New Hampshire National Guard
SAN SALVADOR, El Salvador (7/10/12) - Medical personnel from the New Hampshire Air National Guard traveled here to participate in an emergency search and extraction subject matter expert exchange between the New Hampshire National Guard and Salvadoran search and rescue personnel as part of the State Partnership Program.
More than 20 members of the Center of Training Peace Operations (CEOPAZ), a Salvadoran army unit responsible for search and rescue operations, Green Cross, an all-volunteer team of emergency medical technicians as well as local firefighters and Salvadoran army commandos exchanged best practices with the medics from the New Hampshire Air Guard’s 157th Medical Group, part of the 157th Air Refueling Wing.
The New Hampshire team is part of the Chemical Biological Radiological Nuclear High Yield Explosive Enhanced Response Force Package (CERFP).
The exchange began with two days of classroom instruction at a Salvadoran army base followed by a third day at a local fire training center practicing search, extraction and patient recovery in a debris field.
The 157th Med. Grp. team presented topics such as personal protection equipment, approaching “clean” and “dirty” incident locations, triage, patient care and movement concerns. Additionally, they also focused on the CERFP flow of events in a search and rescue scenario and a hands-on explanation of first responder responsibilities in assessing patients upon arrival to an incident.
Working in a multi-lingual environment proved challenging.
“While working in El Salvador, it was equally challenging to teach a multi-cultural audience the concepts of the New England CERFP model,” said Air Force Capt. Rex Rubin, a search and extraction operations manager for the CERFP. “I can see these soldiers processing the information we’ve shared with them and implementing it into their own dynamic environments. It really was a cooperative collaboration of ideas.”
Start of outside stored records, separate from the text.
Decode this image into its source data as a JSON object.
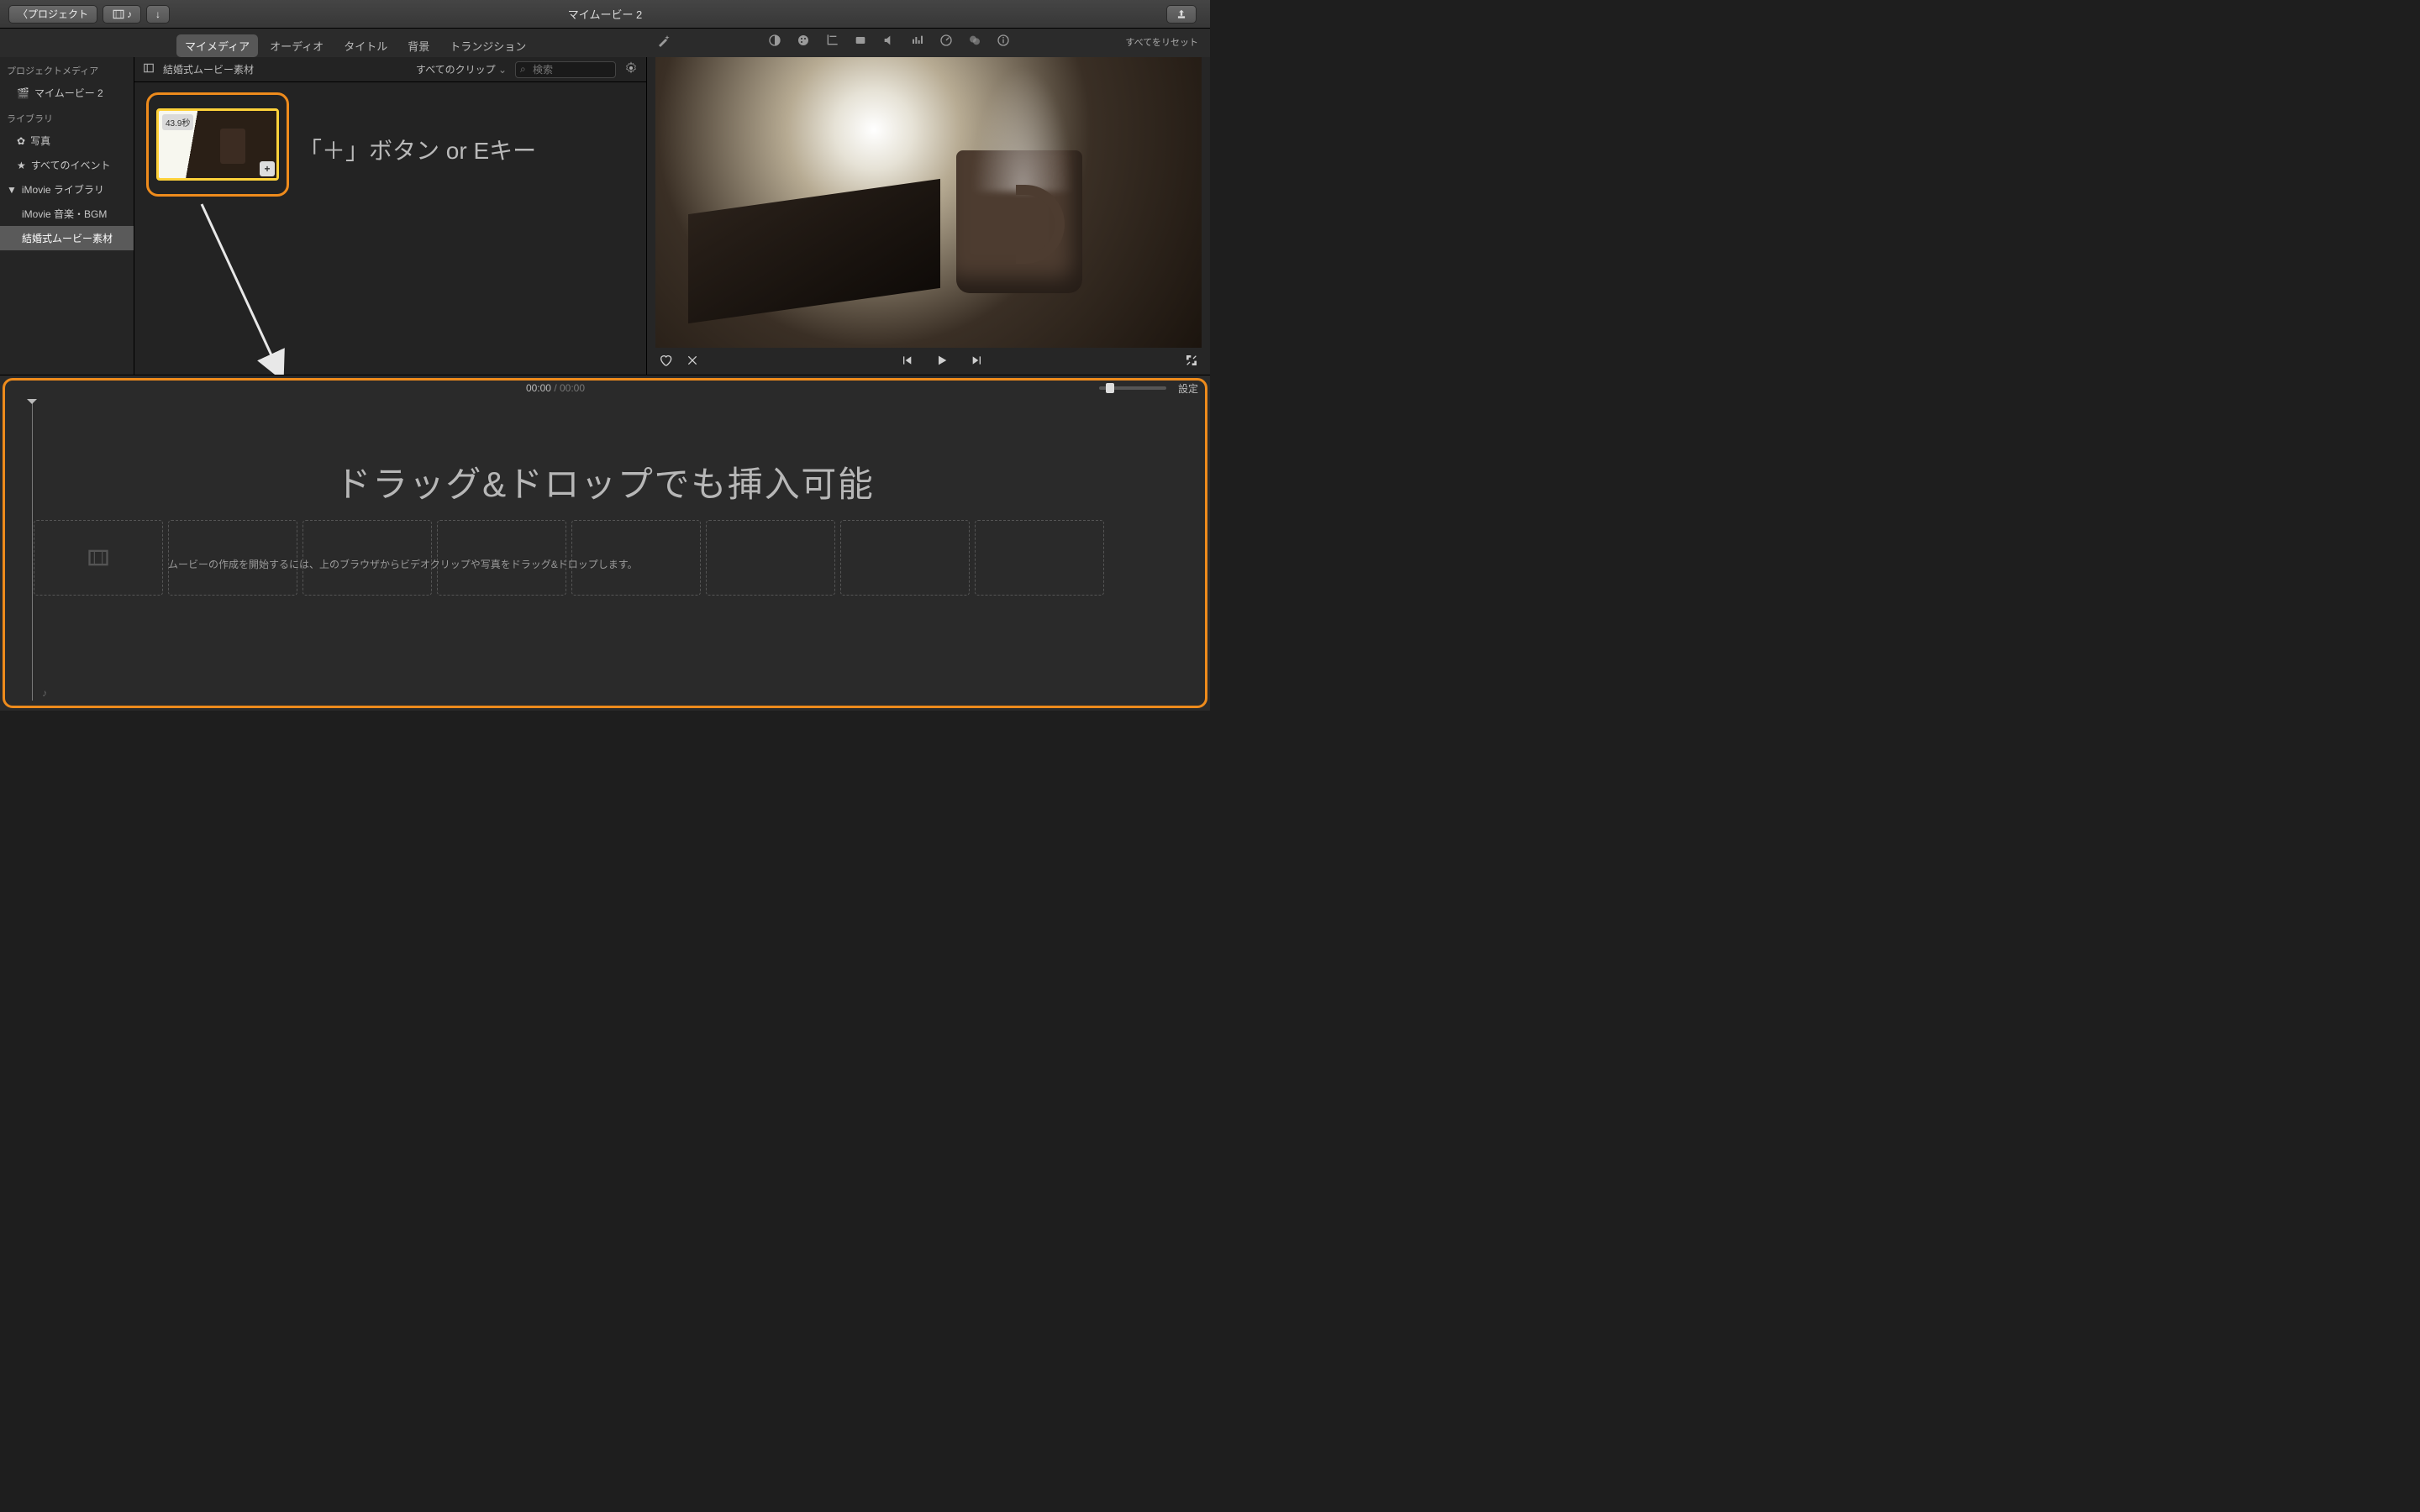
{
  "window": {
    "title": "マイムービー 2"
  },
  "toolbar": {
    "back": "プロジェクト"
  },
  "tabs": {
    "items": [
      "マイメディア",
      "オーディオ",
      "タイトル",
      "背景",
      "トランジション"
    ],
    "activeIndex": 0
  },
  "viewer_toolbar": {
    "reset": "すべてをリセット"
  },
  "sidebar": {
    "section1": "プロジェクトメディア",
    "project": "マイムービー 2",
    "section2": "ライブラリ",
    "photos": "写真",
    "allEvents": "すべてのイベント",
    "imovieLib": "iMovie ライブラリ",
    "musicBgm": "iMovie 音楽・BGM",
    "weddingEvent": "結婚式ムービー素材"
  },
  "browser": {
    "eventTitle": "結婚式ムービー素材",
    "filter": "すべてのクリップ",
    "searchPlaceholder": "検索",
    "clip": {
      "duration": "43.9秒"
    }
  },
  "annotations": {
    "plusHint": "「＋」ボタン or Eキー",
    "dragHint": "ドラッグ&ドロップでも挿入可能"
  },
  "timeline": {
    "current": "00:00",
    "total": "00:00",
    "settings": "設定",
    "emptyHint": "ムービーの作成を開始するには、上のブラウザからビデオクリップや写真をドラッグ&ドロップします。"
  }
}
The opportunity to take part in the exchange was also something that doesn’t present itself often.
“It was a dynamic exchange of experiences between how we treat patients in the United States upon reaching an incident scene and how emergency personnel here approach patients in El Salvador,” said Tech Sgt. Shawn Theberge, of the New Hampshire team. “Many of the more experienced first responders here asked several questions based on their experiences that were outstanding.”
The New Hampshire Air Guard members also saw the exchange as a way to give back.
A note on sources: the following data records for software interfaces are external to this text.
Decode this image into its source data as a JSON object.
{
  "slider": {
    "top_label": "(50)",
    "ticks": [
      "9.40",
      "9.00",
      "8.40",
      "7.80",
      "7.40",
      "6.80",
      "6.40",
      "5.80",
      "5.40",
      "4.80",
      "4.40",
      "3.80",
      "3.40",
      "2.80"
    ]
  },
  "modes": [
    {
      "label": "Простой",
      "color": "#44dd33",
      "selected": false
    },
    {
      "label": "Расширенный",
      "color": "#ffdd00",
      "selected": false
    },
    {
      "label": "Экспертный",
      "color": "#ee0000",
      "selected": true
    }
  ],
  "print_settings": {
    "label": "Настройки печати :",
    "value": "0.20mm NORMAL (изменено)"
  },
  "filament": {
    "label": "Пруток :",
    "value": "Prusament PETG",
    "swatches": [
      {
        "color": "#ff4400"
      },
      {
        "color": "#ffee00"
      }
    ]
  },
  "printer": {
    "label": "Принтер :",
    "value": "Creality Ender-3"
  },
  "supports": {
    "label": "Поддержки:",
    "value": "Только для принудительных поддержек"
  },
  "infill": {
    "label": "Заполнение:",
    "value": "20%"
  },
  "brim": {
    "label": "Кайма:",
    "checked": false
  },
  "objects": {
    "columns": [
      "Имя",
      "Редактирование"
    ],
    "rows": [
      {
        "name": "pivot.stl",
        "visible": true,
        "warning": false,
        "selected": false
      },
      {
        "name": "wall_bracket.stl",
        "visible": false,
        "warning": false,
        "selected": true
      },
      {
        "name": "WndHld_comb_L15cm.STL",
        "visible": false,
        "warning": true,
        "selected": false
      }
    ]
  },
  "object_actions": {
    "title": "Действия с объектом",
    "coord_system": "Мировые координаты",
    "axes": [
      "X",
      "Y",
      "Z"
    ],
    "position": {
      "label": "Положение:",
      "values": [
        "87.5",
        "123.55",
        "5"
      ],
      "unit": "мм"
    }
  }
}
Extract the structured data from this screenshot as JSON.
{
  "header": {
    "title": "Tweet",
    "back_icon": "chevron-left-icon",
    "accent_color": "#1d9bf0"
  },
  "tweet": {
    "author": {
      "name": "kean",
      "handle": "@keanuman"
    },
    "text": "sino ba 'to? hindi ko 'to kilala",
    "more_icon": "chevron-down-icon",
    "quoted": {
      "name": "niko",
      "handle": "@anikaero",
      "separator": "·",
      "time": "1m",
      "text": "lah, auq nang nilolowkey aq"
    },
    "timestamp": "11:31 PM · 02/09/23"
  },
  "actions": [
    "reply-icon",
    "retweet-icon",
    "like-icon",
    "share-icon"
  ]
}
“Rarely do I get an opportunity to work in an environment that I can give back to the community in a way that there is tangible evidence that I have done something for the better,” said Rubin. “As Guard (members), we seem to be most challenged in times of great need and are able to rise to meet unforeseen situations. It’s a great feeling.”
According to the CEOPAZ commander, the chance to participate in a bilateral exchange of information similar to this as part of the exchange program with the New Hampshire Guard is a critical element to the success of his soldiers.
“It’s very important we work together and exchange ideas in order to be successful,” said Salvadoran army Col. Juan Bustante. “We then work together and exchange ideas with local civil authorities to help local people who are suffering.”
For members of the team from New Hampshire, the opportunity to share their experiences with another culture was something that will not soon be forgotten.
The New Hampshire Guard and El Salvador partnership, which began in 2000, averages several exchanges annually.